It was a turn that actually triggered her death. It’s ironic that they are allowed to turn a patient and know it can commonly precipitate death, but they can’t up her drugs to do the same thing.

Euthanasia is a very tricky subject. If it was legal when should it be allowed?

In retrospect I think (and I think my mother would probably think similarly) that it would have been sensible and far better for her if she had been helped to die sooner. While her last Wednesday was “useful” for saying goodbye to quite a few visitors if she could have seen how she looked she would have been horrified.

Looking back I think that her last Monday evening when it became obvious she was in a state of dying a decision could have been made to ease her pain and discomfort and help her die.  She got no benefit from being nursed through an extended death.

The last week was very hard on extended family who put their lives on hold and gathered round to watch a strange old body suffering. But the decision isn’t about them.

I’m certain if my mother had seen herself in any of her last week alive she would have been horrified – it was the sort of situation she’d made it clear she wanted to avoid if at all possible.

I know there are many variables when people are dying and it’s impossible to be certain of timeframes and discomfort levels.

But to me it seems senseless, and it could easily be seen as cruel, to extend someone’s life when there is virtually nothing to be gained from it.

If I can have a say in the course of my death I would like to be able to state that I want to be able to die comfortably, if necessary with assistance, and I don’t care if there’s a slight chance that I could have eked out another day or two of consciousness.

Care has to be taken in deciding when to go – if you are lucky to get the choice – but denying any legal opportunity to choose a more comfortable way of dying a little bit sooner is not very caring.

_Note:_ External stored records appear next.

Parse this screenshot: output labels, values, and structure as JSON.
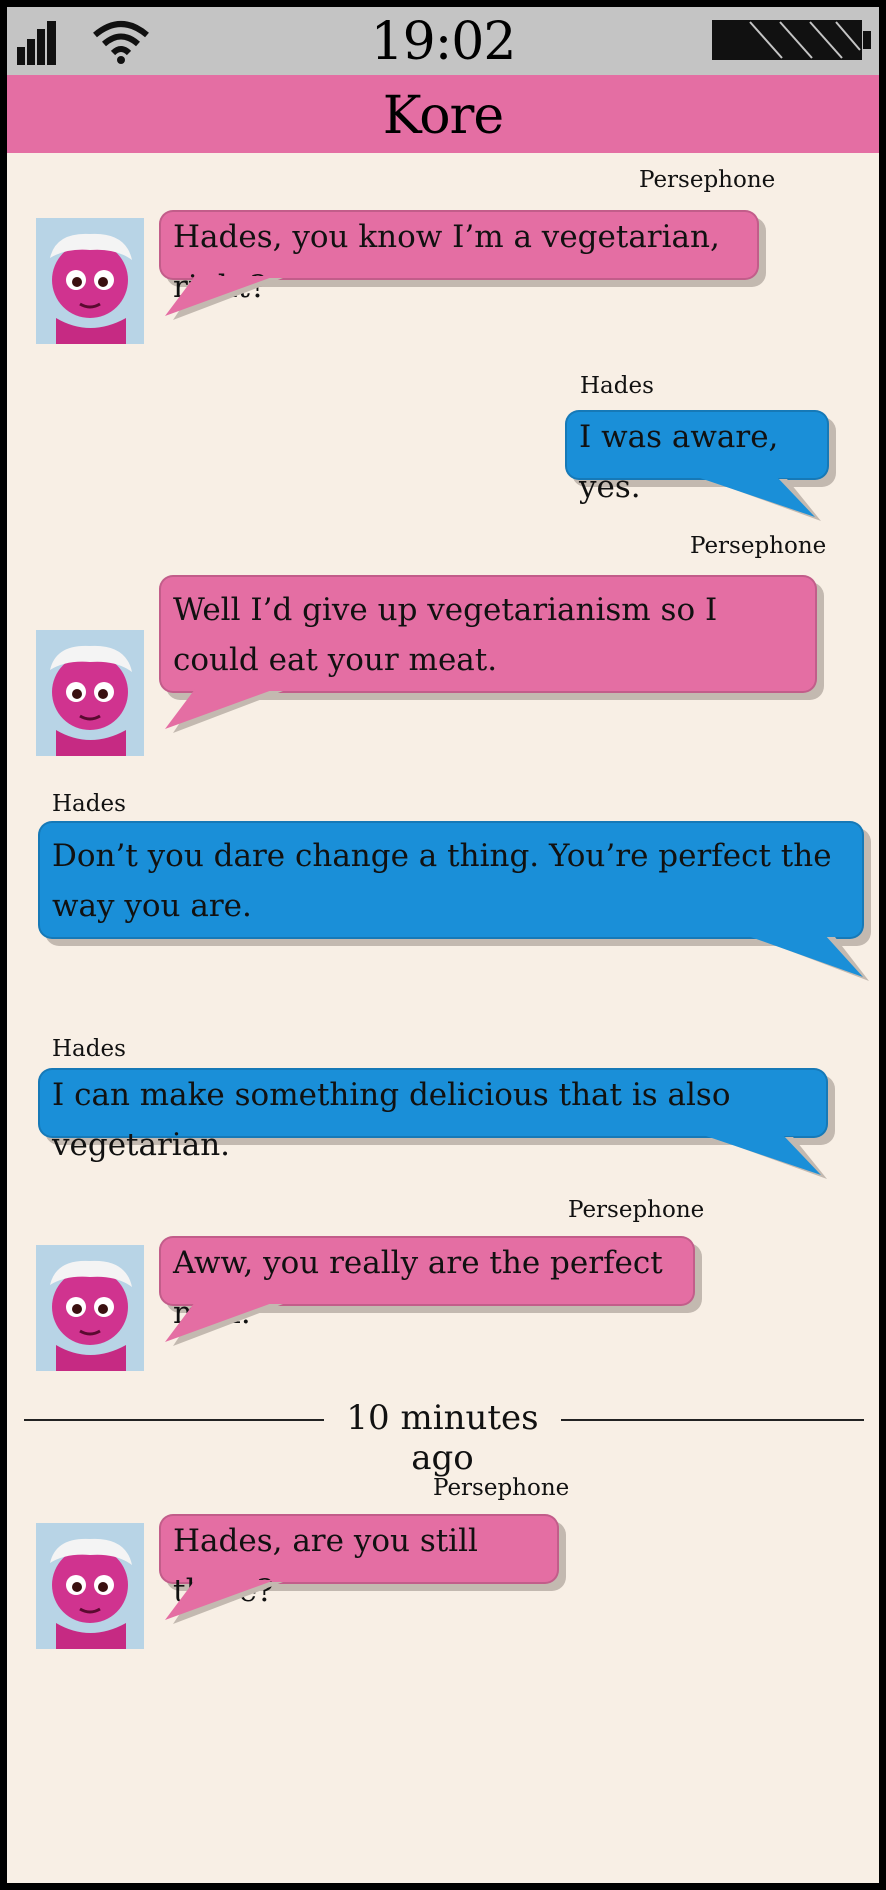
{
  "status_bar": {
    "time": "19:02",
    "icons": [
      "signal-icon",
      "wifi-icon",
      "battery-icon"
    ]
  },
  "header": {
    "title": "Kore"
  },
  "messages": [
    {
      "sender": "Persephone",
      "text": "Hades, you know I’m a vegetarian, right?",
      "side": "left",
      "color": "#e46ea3"
    },
    {
      "sender": "Hades",
      "text": "I was aware, yes.",
      "side": "right",
      "color": "#1a8fd8"
    },
    {
      "sender": "Persephone",
      "text": "Well I’d give up vegetarianism so I could eat your meat.",
      "side": "left",
      "color": "#e46ea3"
    },
    {
      "sender": "Hades",
      "text": "Don’t you dare change a thing. You’re perfect the way you are.",
      "side": "right",
      "color": "#1a8fd8"
    },
    {
      "sender": "Hades",
      "text": "I can make something delicious that is also vegetarian.",
      "side": "right",
      "color": "#1a8fd8"
    },
    {
      "sender": "Persephone",
      "text": "Aww, you really are the perfect man.",
      "side": "left",
      "color": "#e46ea3"
    },
    {
      "sender": "Persephone",
      "text": "Hades, are you still there?",
      "side": "left",
      "color": "#e46ea3"
    }
  ],
  "divider": {
    "text": "10 minutes ago"
  },
  "colors": {
    "header": "#e46ea3",
    "status_bar": "#c4c4c4",
    "background": "#f8efe5",
    "persephone_bubble": "#e46ea3",
    "hades_bubble": "#1a8fd8"
  }
}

It’s selfish of those insisting on every last minute of life extension.